What inspired you to pursue art?
So, Sotheby’s offered this very special course in art business [that] I don’t think any other institutions really does. They’re such a multinational brandname [with] a lot to offer so I wanted to see where that could lead me. I think [the classes] were very helpful because they taught the business side of things that when just [studying] art history, you don't get to explore. In art history, you’re doing a lot of narrow object-based study whereas talking about business made art more realistic and applicable to the real world. After working two years in Taipei in a lot of creative industry positions that were interdisciplinary, I thought it to get another business perspective in there. When you’re in school, you get exposed to a lot of things in a more compact period of time. I thought a 12-moth program would be a very good investment.
Where does the jewelry making fit into the timeline?
I started writing my application while taking a jewelry making class and it worked out. I wasn’t really ready to start my brand then. So, yea, it happened almost at the same time, really. [Going back to school] gave me a little more time to prepare for my business.
So, could you say everything kind of happened organically?
I started doing the course for fun and everything sort of took its own. I’m just sort of playing catch up!
I hear that you're a big foodie.
Oh my gosh, I love to eat! Growing up in Seattle made me a big coffee addict. People in Seattle start drinking coffee at a relatively young age. I love going to different cafés and trying different places. I like to café hop a lot when I’m working on my own.
I really like fries, if that means anything. I’ll order fries anywhere! I also love everything apple-related. Apple pies and apple crumbles. I’ll order anything apple if I see it on the menu, like, “Okay, I’ll take that!”
What do you do in your free time? You know, when you're not eating or working?
I do cookbook translations on the side. Most of it is from English to Mandarin but I’ve done a dessert book from French to Mandarin. I spend a lot of time with food, basically. I love to cook on my own so it’s a great chance for me to get recipes.
I know you also happen to travel a lot. Does that serve as your inspiration?
Most definitely, we’re trying to do it so our Instagram feed [shows] general inspiration about our collection. I do tend to take a lot of photos when I see things that might be good for inspiration boards and for the future.
I like experiencing cultures. I go to museums everywhere. It’s a good opportunity to get something more local—something that’s more different from I usually spend my time.

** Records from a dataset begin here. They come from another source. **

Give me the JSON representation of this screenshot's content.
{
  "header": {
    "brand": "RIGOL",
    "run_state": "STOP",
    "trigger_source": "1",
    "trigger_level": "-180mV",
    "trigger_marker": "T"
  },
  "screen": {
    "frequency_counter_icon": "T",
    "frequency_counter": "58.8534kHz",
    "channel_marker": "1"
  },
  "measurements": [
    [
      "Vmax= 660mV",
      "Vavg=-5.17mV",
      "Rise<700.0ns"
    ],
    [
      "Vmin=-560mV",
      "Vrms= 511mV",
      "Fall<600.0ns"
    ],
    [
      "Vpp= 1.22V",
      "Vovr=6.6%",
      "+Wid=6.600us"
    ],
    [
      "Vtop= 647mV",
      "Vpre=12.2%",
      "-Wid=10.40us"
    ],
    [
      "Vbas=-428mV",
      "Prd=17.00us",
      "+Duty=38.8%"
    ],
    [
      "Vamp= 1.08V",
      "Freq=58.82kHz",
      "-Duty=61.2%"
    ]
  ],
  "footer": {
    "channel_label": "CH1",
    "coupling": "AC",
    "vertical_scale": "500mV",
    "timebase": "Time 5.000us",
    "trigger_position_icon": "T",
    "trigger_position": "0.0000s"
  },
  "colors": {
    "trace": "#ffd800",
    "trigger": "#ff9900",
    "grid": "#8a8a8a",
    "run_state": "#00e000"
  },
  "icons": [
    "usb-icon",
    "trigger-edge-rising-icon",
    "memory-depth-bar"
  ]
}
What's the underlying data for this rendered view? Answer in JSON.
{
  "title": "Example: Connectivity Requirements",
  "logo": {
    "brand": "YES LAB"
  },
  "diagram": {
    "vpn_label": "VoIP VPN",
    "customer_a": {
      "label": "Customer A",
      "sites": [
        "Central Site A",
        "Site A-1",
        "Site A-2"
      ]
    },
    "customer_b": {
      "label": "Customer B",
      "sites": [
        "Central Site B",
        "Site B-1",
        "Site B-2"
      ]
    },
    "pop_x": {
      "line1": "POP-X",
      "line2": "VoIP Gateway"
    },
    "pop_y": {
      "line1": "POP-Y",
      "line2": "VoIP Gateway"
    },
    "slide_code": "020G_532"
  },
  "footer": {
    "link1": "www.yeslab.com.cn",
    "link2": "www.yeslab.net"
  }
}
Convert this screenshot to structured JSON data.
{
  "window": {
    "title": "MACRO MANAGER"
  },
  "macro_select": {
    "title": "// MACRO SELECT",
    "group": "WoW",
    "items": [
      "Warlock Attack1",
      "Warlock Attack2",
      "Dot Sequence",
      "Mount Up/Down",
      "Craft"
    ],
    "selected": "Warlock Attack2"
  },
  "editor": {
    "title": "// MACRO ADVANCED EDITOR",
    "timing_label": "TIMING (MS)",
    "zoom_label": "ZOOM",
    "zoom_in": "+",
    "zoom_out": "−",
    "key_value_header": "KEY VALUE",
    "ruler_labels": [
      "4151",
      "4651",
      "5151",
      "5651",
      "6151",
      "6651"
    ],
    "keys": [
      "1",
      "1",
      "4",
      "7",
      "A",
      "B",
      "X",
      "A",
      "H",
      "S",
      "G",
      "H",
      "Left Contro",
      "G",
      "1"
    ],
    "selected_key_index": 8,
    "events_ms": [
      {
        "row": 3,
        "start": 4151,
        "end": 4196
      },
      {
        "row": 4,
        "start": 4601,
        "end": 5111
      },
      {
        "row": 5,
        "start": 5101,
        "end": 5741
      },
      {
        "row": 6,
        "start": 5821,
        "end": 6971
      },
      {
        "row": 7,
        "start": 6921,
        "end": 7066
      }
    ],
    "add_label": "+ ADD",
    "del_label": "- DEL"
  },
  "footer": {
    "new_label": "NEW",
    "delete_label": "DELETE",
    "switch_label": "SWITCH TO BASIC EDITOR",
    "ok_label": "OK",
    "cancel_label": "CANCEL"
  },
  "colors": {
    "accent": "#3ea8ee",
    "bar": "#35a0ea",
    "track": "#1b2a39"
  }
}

Because of how geometric my jewelry is shaped, I think a lot of the things I look at in life are the composition of things in general: lines and negative spaces. I like to people watch and watch whatever is happening around me. But yea, everything serves as inspiration for sure!
Moving forward, what can we expect from your second collection?
I think we’re going to try to do something different. I think a lot of it will still be shapes and forms. I might work with a friend of mine who’s a florist to do something a little more delicate—a strong contrast to our classics, you know? I think we’ll see a lot more limited edition pieces.
I really want to do bangles and bracelets. We’ll definitely try that. Ear cuffs? It’s a thing a lot of people have been requesting. I might try to work that in there too. There’s going to be a lot of prototypes happening!